Dashed Hopes!

A friend who lives in the deep rural part of India, rang me up to find him a good Bariatrist as he was having a massive obesity problem. He tilts the scales at over 160 Kgs.

I called up my cousin who is a very senior physician and sought his advise. I specified the problem to him and he promptly searched around and came back with a recommendation to a clinic close to the place where my friend lives along with the name of the bariatrist.

He also told me that the bariatrist and his entire team were very keen to see the patient as they had never met someone like that before. I asked what was peculiar about my friend and my cousin said that a dwarf with an obesity problem weighing that much has not been seen by them ever.

I was stumped and sought clarification as to what prompted the conclusion that my friend was a dwarf. My cousin told me that I had specified that. I was stumped again and iterated that my friend was six feet two inches tall. It was my cousin’s turn to be stumped as he confessed that he had misheard me to say sixty two inches tall!

Poor bariatrist and his team. They cannot now write scholarly papers on the unusual patient that they treated!

The Latest Obsession.

I weigh 85 Kgs. That makes me clearly way above average Indian weight. On the other hand, I can comfortably be an American, though I am sure Shackman will give me a complex.
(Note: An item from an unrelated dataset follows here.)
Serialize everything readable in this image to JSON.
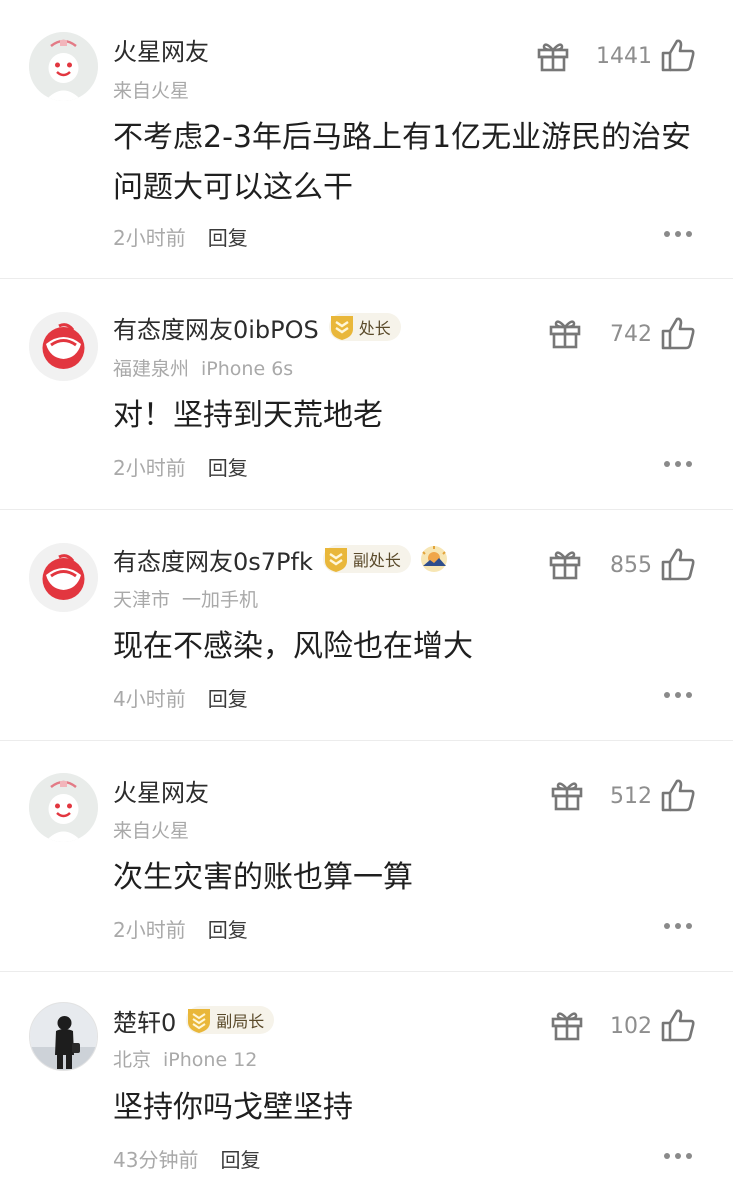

Seriously, I can talk about India and the reason for this rather nice piece of statistics. Indian population is still predominantly rural where people have to toil and also walk long distances. Rural Indian cuisine is also by and large frugal and nourishing with emphasis on fresh local produce. There are also millions of Indians who get by on one meal or less a day. So, the average gets skewed.

In the cities, with the well off with motorised two wheelers or cars, there is an obesity epidemic and the fastest growing service business is health centers aka gyms. The less well off use public transport and walk or bicycle and there is no sign of any obesity there!

To conclude, India, at least the better off part of it, has the problem in as large a measure as the West.

Post Surgery Prospects.

I was chatting with my lady friend currently in the USA yesterday and she was quite concerned about my forthcoming surgery and recovery and expressed her regret that she was not in India to be of some help.

I asked her when she expected to be able to visit Pune where I live and she said that it would probably be December by the time that she would be able to.

I said that it would be fine as by then I would be back on my feet and capable of taking her out for a dance. After a stunned few seconds, she laughed like only she could. I asked her why she was laughing and she said ‘never mind’ and changed the subject.

I suspect I know why she laughed.

I was shot.

I had gone to my doctor’s clinic to get a prescription updated for my father. There was a patient inside the doctor’s consulting chambers and there was a father/son pair waiting in the waiting lounge. I had to wait my turn and so sat directly opposite to the father. There was about eight feet separating us.

The man was huge. Would have been around 5’8″ and around 150 Kgs. He was impeccably clad in a checked shirt, jeans and pump shoes with tassels.

When the patient inside came out, the father got up and turned towards his son who was dozing. I heard a noise like ‘phut’ and felt something smash into the middle of my spectacles, right in the middle and on top of the bridge.

It was not very painful, but I was stunned.

In the meanwhile, the father started to do something odd. He was trying to grab his jeans around the waist while shaking his son’s shoulder to wake him up. He looked at me and grinned sheepishly and it struck me that perhaps his jeans had come undone.

Yes, it was the metal button from his jeans that had shot out when he got up and hit my spectacles. I found it lying close to my feet. I picked it up and gave it to him and said “Thank God, it was not a bullet”. He dragged his son and scooted inside to the chambers. When he came out he avoided eye contact.

Good that I was wearing my heavy plastic frame spectacles. If the trajectory had been a centimeter on either side, a lens would have certainly cracked and perhaps a splinter would have gone into my eye.